  8. International Association of Diabetes in Pregnancy Study Group (IADPSG) Working Group on Outcome Definitions, D. S. Feig, R. Corcoy et al., “Diabetes in pregnancy outcomes: a systematic review and proposed codification of definitions,” Diabetes/Metabolism Research and Reviews, vol. 31, no. 7, pp. 680–690, 2015. View at Publisher · View at Google Scholar · View at Scopus
  9. S. G. Kwak and J. H. Kim, “Central limit theorem: the cornerstone of modern statistics,” Korean Journal of Anesthesiology, vol. 70, no. 2, pp. 144–156, 2017. View at Publisher · View at Google Scholar · View at Scopus

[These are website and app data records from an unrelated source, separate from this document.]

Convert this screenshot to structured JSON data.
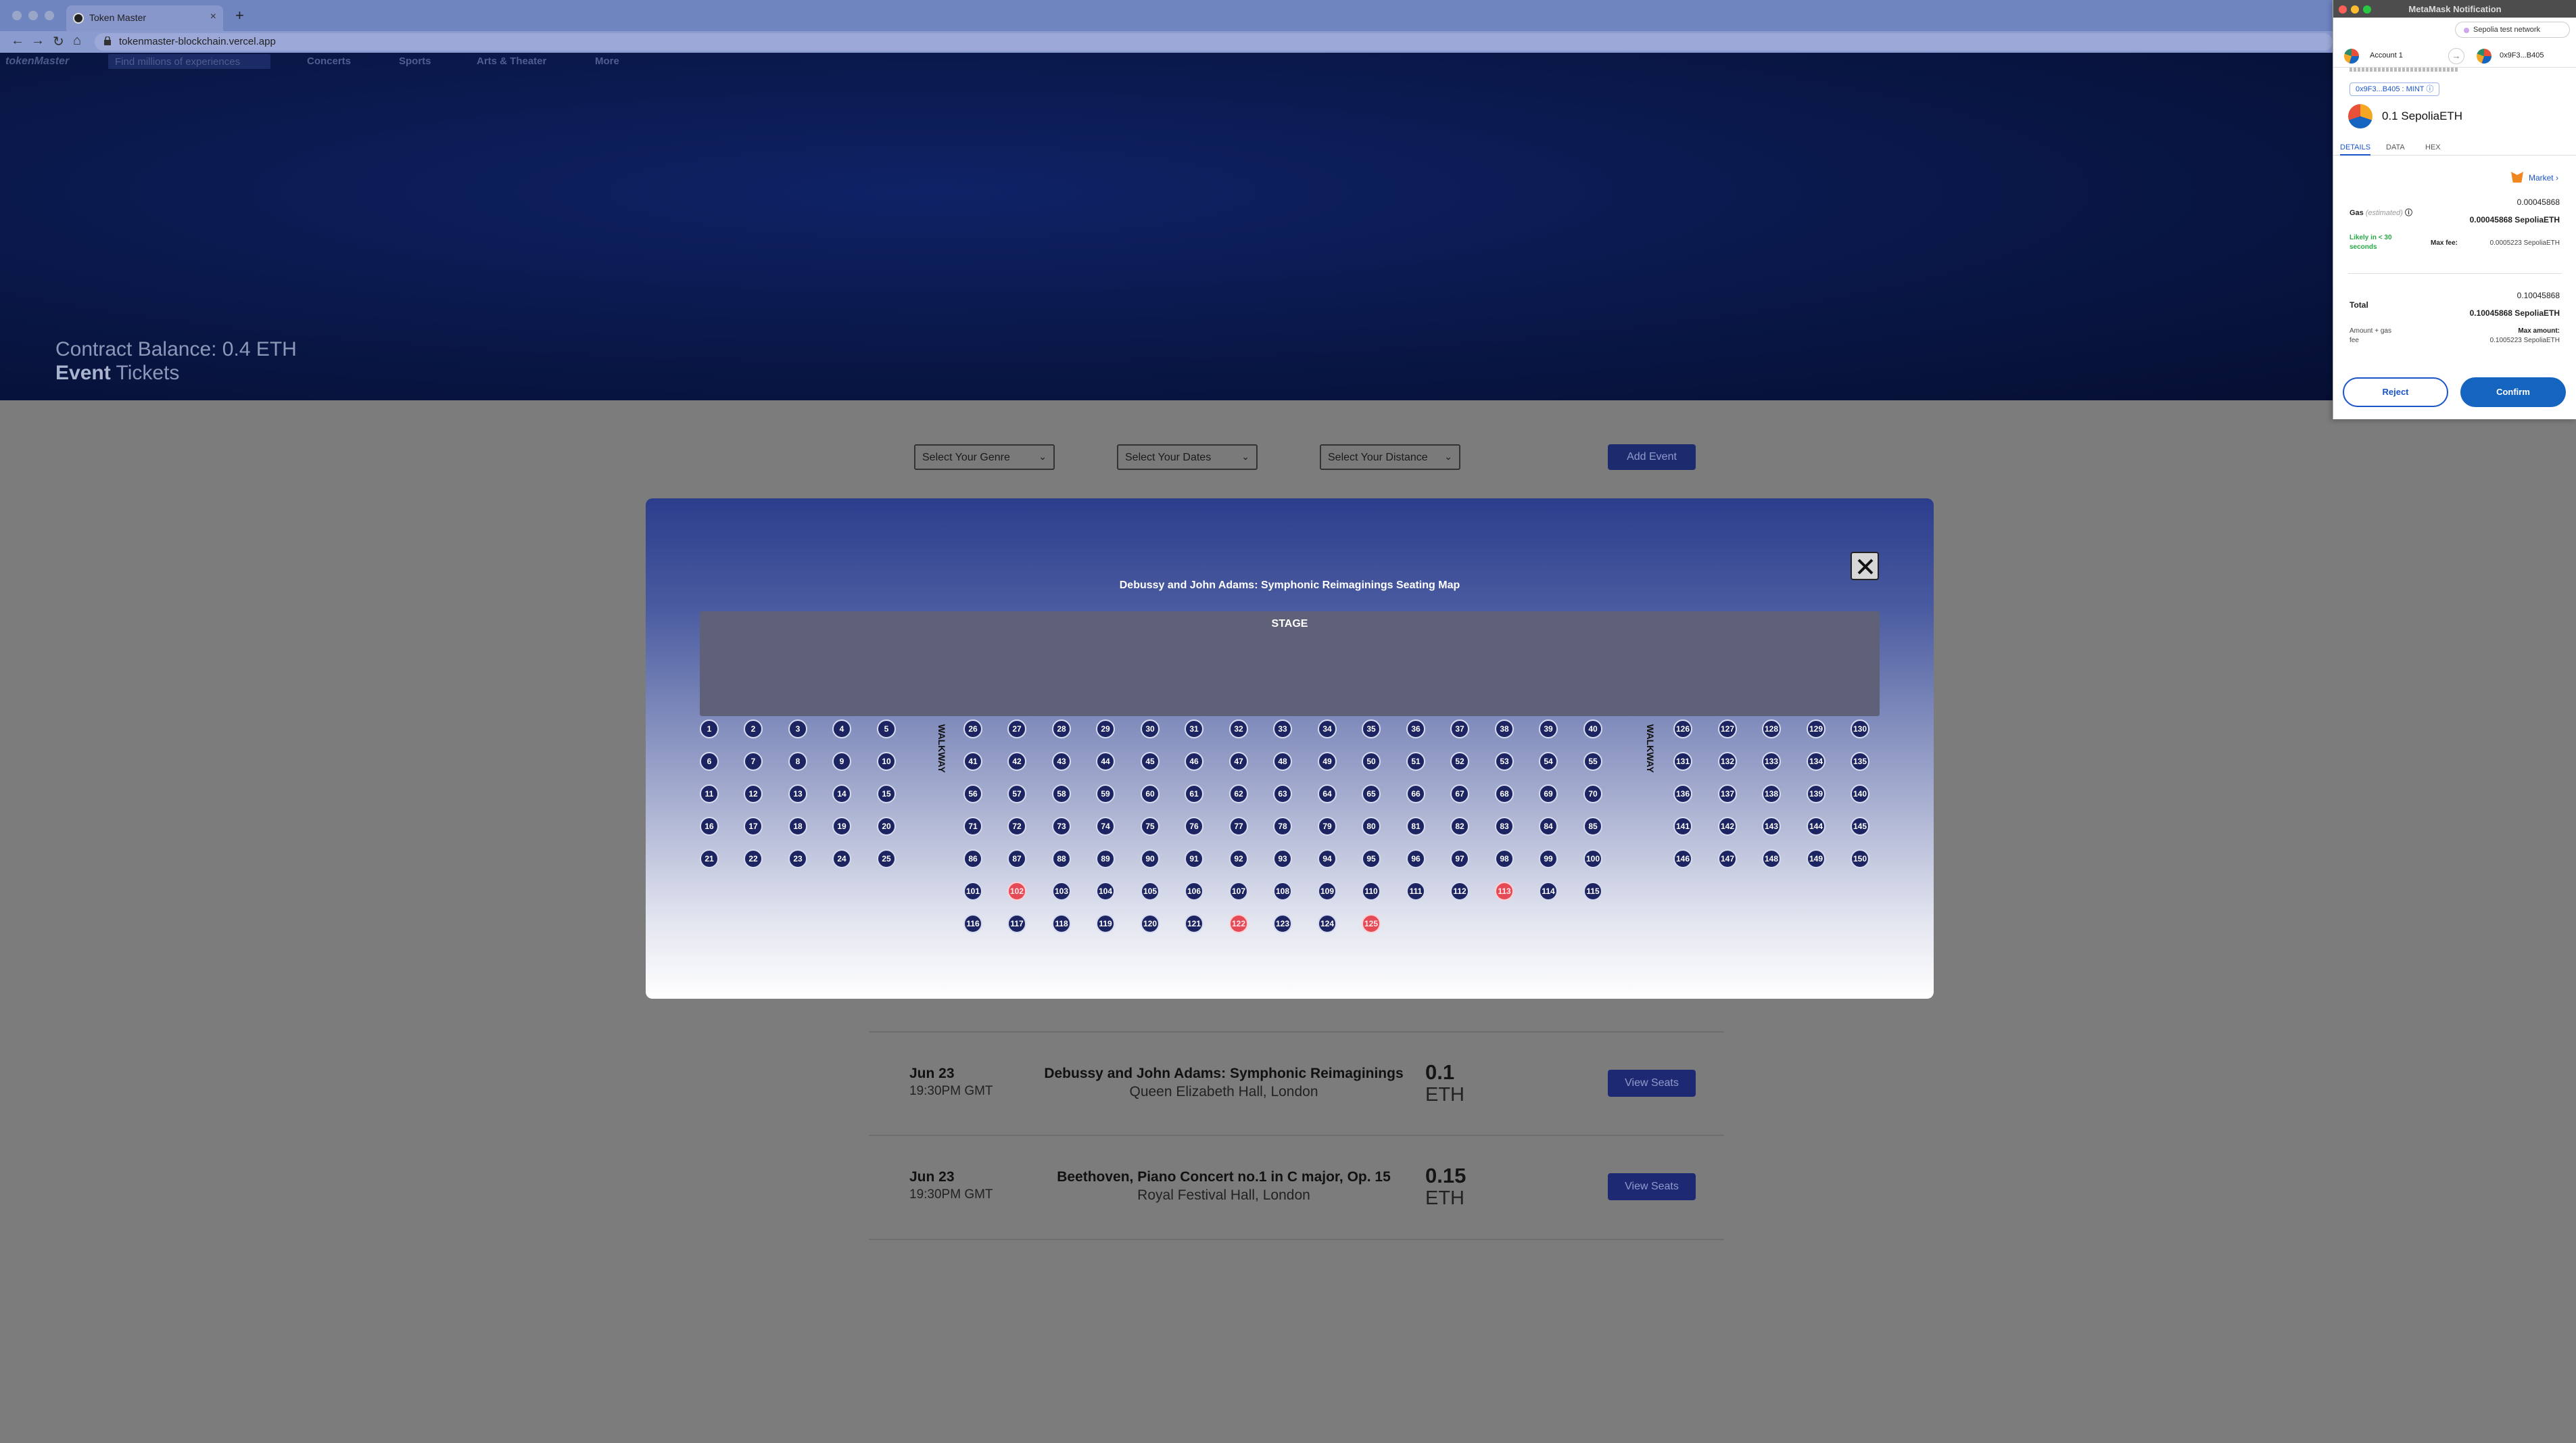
{
  "browser": {
    "tab_title": "Token Master",
    "new_tab": "+",
    "url": "tokenmaster-blockchain.vercel.app"
  },
  "site": {
    "logo": "tokenMaster",
    "search_placeholder": "Find millions of experiences",
    "nav": [
      "Concerts",
      "Sports",
      "Arts & Theater",
      "More"
    ],
    "contract_balance": "Contract Balance: 0.4 ETH",
    "event_word": "Event",
    "tickets_word": " Tickets",
    "filters": {
      "genre": "Select Your Genre",
      "dates": "Select Your Dates",
      "distance": "Select Your Distance",
      "add_event": "Add Event"
    }
  },
  "events": [
    {
      "date": "Jun 23",
      "time": "19:30PM GMT",
      "name": "Debussy and John Adams: Symphonic Reimaginings",
      "venue": "Queen Elizabeth Hall, London",
      "price": "0.1",
      "unit": "ETH",
      "button": "View Seats"
    },
    {
      "date": "Jun 23",
      "time": "19:30PM GMT",
      "name": "Beethoven, Piano Concert no.1 in C major, Op. 15",
      "venue": "Royal Festival Hall, London",
      "price": "0.15",
      "unit": "ETH",
      "button": "View Seats"
    }
  ],
  "seating": {
    "title": "Debussy and John Adams: Symphonic Reimaginings Seating Map",
    "stage": "STAGE",
    "walkway": "WALKWAY",
    "total_seats": 150,
    "taken_seats": [
      102,
      113,
      122,
      125
    ]
  },
  "metamask": {
    "window_title": "MetaMask Notification",
    "network": "Sepolia test network",
    "from_account": "Account 1",
    "to_account": "0x9F3...B405",
    "contract_method": "0x9F3...B405 : MINT",
    "amount": "0.1 SepoliaETH",
    "tabs": [
      "DETAILS",
      "DATA",
      "HEX"
    ],
    "market": "Market",
    "gas_label": "Gas",
    "gas_estimated": "(estimated)",
    "gas_value": "0.00045868",
    "gas_value_eth": "0.00045868 SepoliaETH",
    "likely_line1": "Likely in < 30",
    "likely_line2": "seconds",
    "max_fee_label": "Max fee:",
    "max_fee_value": "0.0005223 SepoliaETH",
    "total_label": "Total",
    "total_value": "0.10045868",
    "total_value_eth": "0.10045868 SepoliaETH",
    "amount_gas_line1": "Amount + gas",
    "amount_gas_line2": "fee",
    "max_amount_label": "Max amount:",
    "max_amount_value": "0.1005223 SepoliaETH",
    "reject": "Reject",
    "confirm": "Confirm"
  },
  "colors": {
    "seat_available": "#1c2561",
    "seat_taken": "#e44b57",
    "primary_button": "#1565c0"
  }
}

  10. J. A. Lavery, A. M. Friedman, K. M. Keyes, J. D. Wright, and C. V. Ananth, “Gestational diabetes in the United States: temporal changes in prevalence rates between 1979 and 2010,” BJOG, vol. 124, no. 5, pp. 804–813, 2017. View at Publisher · View at Google Scholar · View at Scopus
  11. Y. Zhu and C. Zhang, “Prevalence of gestational diabetes and risk of progression to type 2 diabetes: a global perspective,” Current Diabetes Reports, vol. 16, no. 1, p. 7, 2016. View at Publisher · View at Google Scholar · View at Scopus
  12. Dansk Selskab for Obstetrik og Gynækologi (DSOG), Sandbjerg guideline: Behandling af gestationel diabetes mellitus, 2007,
  13. C. Jeppesen, H. T. Maindal, J. K. Kristensen, P. G. Ovesen, and D. R. Witte, “National study of the prevalence of gestational diabetes mellitus among Danish women from 2004 to 2012,” Scandinavian Journal of Public Health, vol. 45, no. 8, pp. 811–817, 2017. View at Publisher · View at Google Scholar · View at Scopus